Four years after the Braves took him in the first round (41st overall) of the 2015 MLB Draft and a little less than three weeks into his promising Major League career, Riley stands as a primary reason the Braves have maintained a strong bid to repeat as National League East champs.

Riley joins Rhys Hoskins , Carlos Delgado and Trevor Story as the only players to hit at least eight homers through the first 16 games of a career. Hoskins was the only member of this quartet to tally nine home runs within the span.

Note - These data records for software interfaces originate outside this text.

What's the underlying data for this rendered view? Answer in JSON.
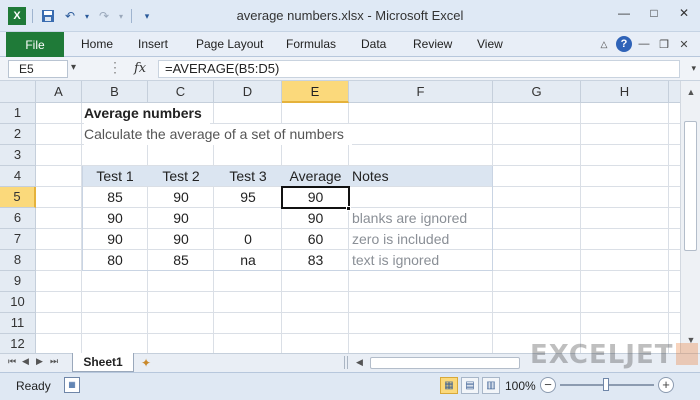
{
  "window": {
    "title": "average numbers.xlsx  -  Microsoft Excel",
    "controls": [
      "minimize-icon",
      "maximize-icon",
      "close-icon"
    ]
  },
  "ribbon": {
    "file_label": "File",
    "tabs": [
      "Home",
      "Insert",
      "Page Layout",
      "Formulas",
      "Data",
      "Review",
      "View"
    ]
  },
  "formula_bar": {
    "name_box": "E5",
    "fx_label": "fx",
    "formula": "=AVERAGE(B5:D5)"
  },
  "grid": {
    "columns": [
      "A",
      "B",
      "C",
      "D",
      "E",
      "F",
      "G",
      "H"
    ],
    "selected_column": "E",
    "rows": [
      "1",
      "2",
      "3",
      "4",
      "5",
      "6",
      "7",
      "8",
      "9",
      "10",
      "11",
      "12"
    ],
    "selected_row": "5",
    "title": "Average numbers",
    "subtitle": "Calculate the average of a set of numbers",
    "table_headers": [
      "Test 1",
      "Test 2",
      "Test 3",
      "Average",
      "Notes"
    ],
    "table_rows": [
      [
        "85",
        "90",
        "95",
        "90",
        ""
      ],
      [
        "90",
        "90",
        "",
        "90",
        "blanks are ignored"
      ],
      [
        "90",
        "90",
        "0",
        "60",
        "zero is included"
      ],
      [
        "80",
        "85",
        "na",
        "83",
        "text is ignored"
      ]
    ],
    "header_fill": "#dbe5f1",
    "selection_fill": "#fbd97b"
  },
  "sheets": {
    "tabs": [
      "Sheet1"
    ],
    "active": "Sheet1"
  },
  "logo": {
    "text": "EXCELJET",
    "accent": "#e76b1c"
  },
  "status": {
    "mode": "Ready",
    "zoom": "100%",
    "zoom_level": 100
  }
}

“The kid is really good,” Braves shortstop Dansby Swanson said. “He knows what he’s doing. He’s got a clear plan every time he’s up there. One of my favorite things about him is it’s really easy to talk about his at-bats. We’ve been able to talk to each other about at-bats, him helping me and me trying to help him about how the stuff is moving and what he sees and what he doesn’t see.”

As Riley has tallied eight homers through the first 63 at-bats of his career, he’s shown his ability to drive balls to all fields with authority. His two-run, sixth-inning homer off Daniel Norris on Saturday was an opposite-field shot that had a 108.6 mph exit velocity -- the fourth-hardest opposite-field homer hit by a Brave since Statcast began tracking this data in 2015.

Riley has batted .348 and constructed a 1.150 OPS thus far. He admits he’s been somewhat bothered by the fact he’s struck out 23 times, or once every 2.7 at-bats. But those whiffs have certainly been well compensated as he has homered once every 7.9 at-bats.

“It’s gone as well as I could have wanted it to,” Riley said. “If there is one thing I could pick at it, it’s the strikeouts. I think that’s evident. But overall, I can’t complain.”

Freddie Freeman (14), Ronald Acuna Jr. (11) and Swanson (11) are the only Braves who have tallied more home runs than Riley, who debuted on May 15. This power surge has provided indication why MLB Pipeline ranks Riley as the game’s 34th-best prospect and the third-best third base prospect behind only Vladimir Guerrero Jr. and Nick Senzel.

“The consistency is incredible. I’ve seen tweets on Twitter saying he snapped his four at-bat homerless streak and things like that,” Soroka said. “It’s a lot of fun. I’ve seen him go on tears all the way from [Rookie-level] Danville on up. It’s not surprising to see him go on a tear, and it’s awesome to see him do it day in and day out.”

Linked since they were both taken by the Braves in the first round of the 2015 Draft, Soroka and Riley have developed a strong friendship. The two were together on Thursday, when Riley enjoyed the best round of golf of his life, shooting a 77 at suburban Atlanta’s TPC Sugarloaf.

Now they are building strong NL Rookie of the Year Award resumes together and savoring life at the big league level. Before allowing three earned runs over 6 2/3 innings Saturday, Soroka was bidding to become the first pitcher of the live-ball era (since 1920) to allow one earned run or fewer over nine consecutives starts to begin a season.

“He’s helped me all the way through,” Riley said. “He’s kind of given me that confidence. When things weren’t going well, he was always there to give me that pat on the back when I needed it. It means a lot to come here and be able to talk and and watch things happen with him.”

Mark Bowman has covered the Braves for MLB.com since 2001.